My thought, those years ago, was that the Cyril of Jerusalem volume would be enhanced, after a life of the author by a leading scholar of real cultural breadth, with an illustrated archaeological essay outlining the recent and continuing spade work that had brought us back into sight of the environs of Jerusalem in the fourth century; and which had confirmed the factual veracity of many little things Edward Gibbon and the lads had been sneering at since the later eighteenth century. When, for instance, Cyril speaks of the house of Caiaphas, and the praetorium of Pilate as still standing in his day, in desolate ruin, it is good to know that he is not speaking figuratively.

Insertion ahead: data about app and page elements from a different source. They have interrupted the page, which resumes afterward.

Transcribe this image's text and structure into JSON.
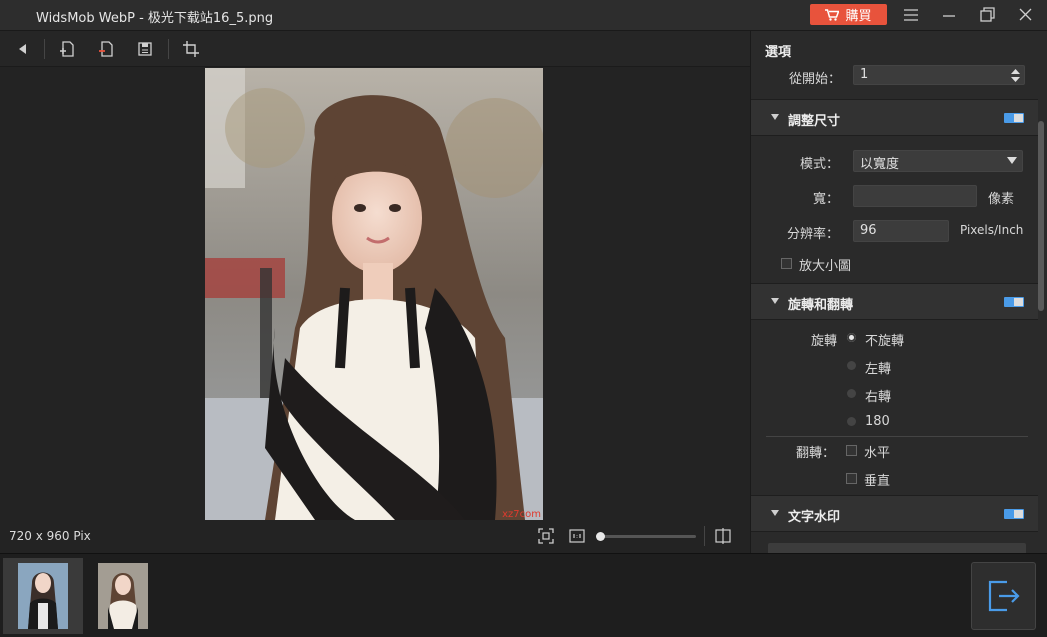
{
  "window": {
    "title": "WidsMob WebP - 极光下载站16_5.png",
    "buy_label": "購買",
    "buy_color": "#e8533c"
  },
  "toolbar": {
    "icons": [
      "back-arrow-icon",
      "add-file-icon",
      "remove-file-icon",
      "save-icon",
      "crop-icon"
    ]
  },
  "image": {
    "dimensions_label": "720 x 960 Pix",
    "watermark": "xz7com",
    "zoom_level": 0
  },
  "panel": {
    "title": "選項",
    "start_from_label": "從開始：",
    "start_from_value": "1",
    "resize": {
      "title": "調整尺寸",
      "mode_label": "模式：",
      "mode_value": "以寬度",
      "width_label": "寬：",
      "width_value": "",
      "width_unit": "像素",
      "resolution_label": "分辨率：",
      "resolution_value": "96",
      "resolution_unit": "Pixels/Inch",
      "enlarge_label": "放大小圖"
    },
    "rotate_flip": {
      "title": "旋轉和翻轉",
      "rotate_label": "旋轉",
      "rotate_options": [
        "不旋轉",
        "左轉",
        "右轉",
        "180"
      ],
      "selected_rotation": "不旋轉",
      "flip_label": "翻轉：",
      "flip_horizontal": "水平",
      "flip_vertical": "垂直"
    },
    "watermark": {
      "title": "文字水印"
    },
    "accent_color": "#4a9be8"
  }
}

Also, an historical essay, with perhaps a chronological table, that would put the reader in the swing of events, happening all over Christendom in Cyril’s lifetime. It would focus especially on the active relation between the churches at Jerusalem and Alexandria, giving a vivid picture of a world that was not static but intensely in motion, full of personalities and “breaking news.”

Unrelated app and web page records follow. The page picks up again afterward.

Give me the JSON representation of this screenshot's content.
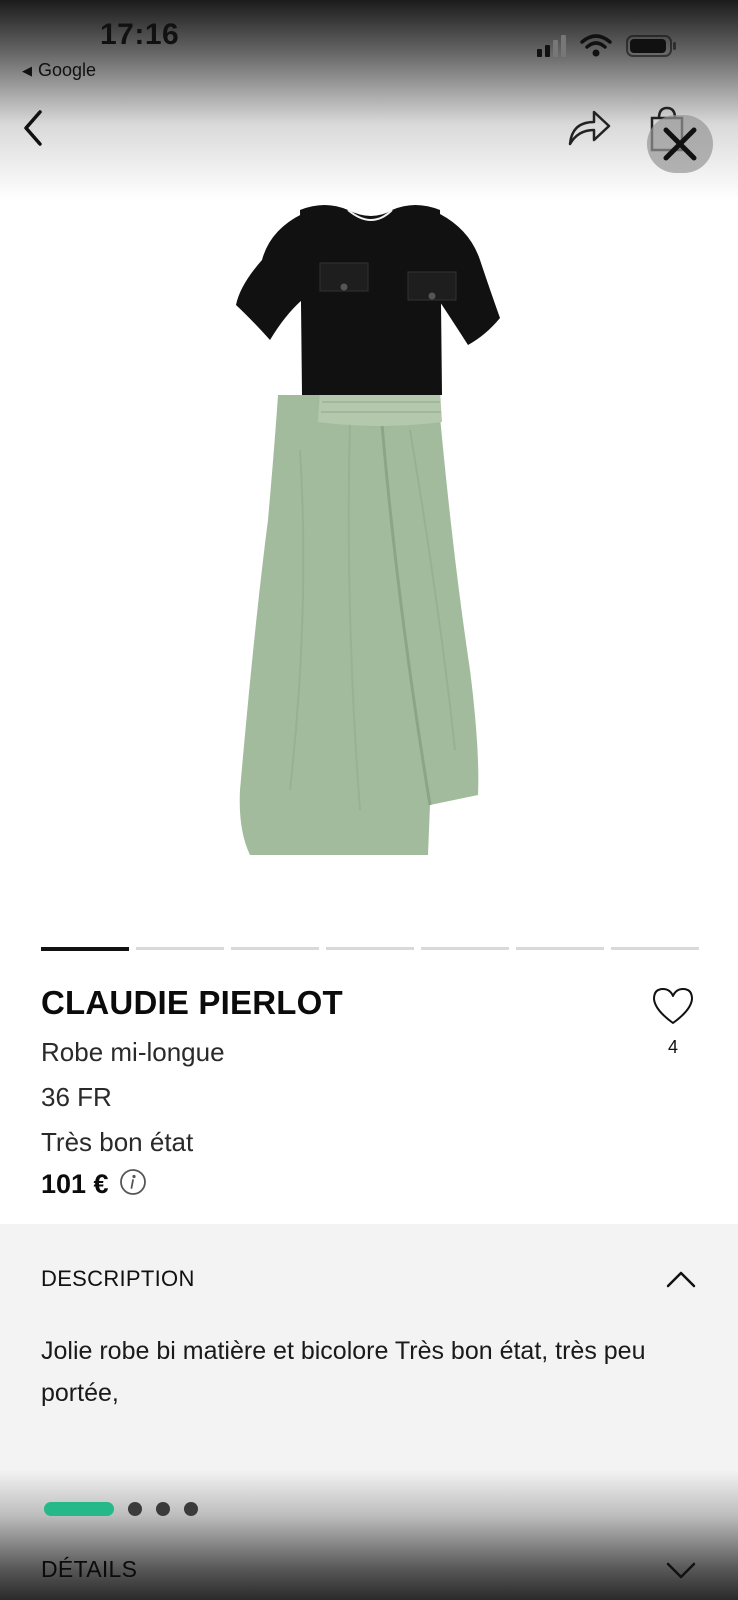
{
  "status_bar": {
    "time": "17:16",
    "back_app": "Google",
    "icons": [
      "signal-icon",
      "wifi-icon",
      "battery-icon"
    ]
  },
  "nav": {
    "icons": [
      "chevron-left-icon",
      "share-icon",
      "shopping-bag-icon",
      "close-icon"
    ]
  },
  "carousel": {
    "count": 7,
    "active_index": 0
  },
  "product": {
    "brand": "CLAUDIE PIERLOT",
    "type": "Robe mi-longue",
    "size": "36 FR",
    "condition": "Très bon état",
    "price": "101 €",
    "favorites_count": "4"
  },
  "description": {
    "title": "DESCRIPTION",
    "text": "Jolie robe bi matière et bicolore Très bon état, très peu portée,"
  },
  "pager": {
    "count": 4,
    "active_index": 0,
    "active_color": "#25b889"
  },
  "details": {
    "title": "DÉTAILS"
  },
  "colors": {
    "accent": "#25b889",
    "section_bg": "#f3f3f3",
    "dress_top": "#111111",
    "dress_skirt": "#9fb89a"
  }
}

John Henry Newman’s remarkable Preface to the Cyril translation by Dean Church, in the old Library of the Fathers (1840), should surely be reprinted in the volume, together with excerpts from other great authorities writing on Cyril through the centuries. Indeed, that old Tractarian translation would serve as the first draught or groundwork for the new version — carefully revised under an editor who understood that the English language lives and breathes, and must move with grace and poetry; as did the Greek which it must re-embody.

There would be notes, too: some dry textual, but most fascinating expository notes, at the back of the book, with longer “additional notes” on points of special interest. Example: Saint Cyril’s dexterous and almost winking avoidance of certain “politically incorrect” theological terms, that were likely to be contested by the Arian thought police — while supplying exactly the same meaning in other words. And what this costs in misunderstanding, when it comes to the attention of the habitually grumpy Saint Jerome. There is lesson within lesson here, for Christian rhetoric in every generation.

Too, a good glossary, explicating all the key Greek terms, with cross-references. And, a thorough English general index, that has been carefully checked and proofread.

Fine typography I have mentioned, but also the commission from, say, a leading engraver (I was thinking at the time of the Frenchman, Pierre Gandon) of an iconic frontispiece, perhaps in three or four colour layers. And perhaps a signature (16 pages) of crisp black-and-white photographs to go with the archaeological essay. And a couple of fold-out maps. And a few sparkling plates reproducing great works of art associated with Cyril and his themes.

For as every other in the series, the book would be something beautiful to see, and hold in the hand; something to be prized in more than one generation. Portable, to be taken on walks, and read on voyages. From every angle it should draw the reader in, opening its wings to say, “Read me, read me!”

Of course all this attention to detail would make it a little expensive, but the costs could be partly defrayed, first by consolidating the “overheads” for the entire series, one department helping to carry another. Second, wealthy Christians, who might care for the Fathers and Doctors of the Church, would provide generous subsidies when they saw how wonderful these volumes would be. Third, we would pray: for all good works involve a mendicant activity, and all such flourish with prayer.

No book is complete without a colophon, and for this we might commission our engraver to impart, within a decorative flourish:

“Saint Cyril of Jerusalem, pray for us.”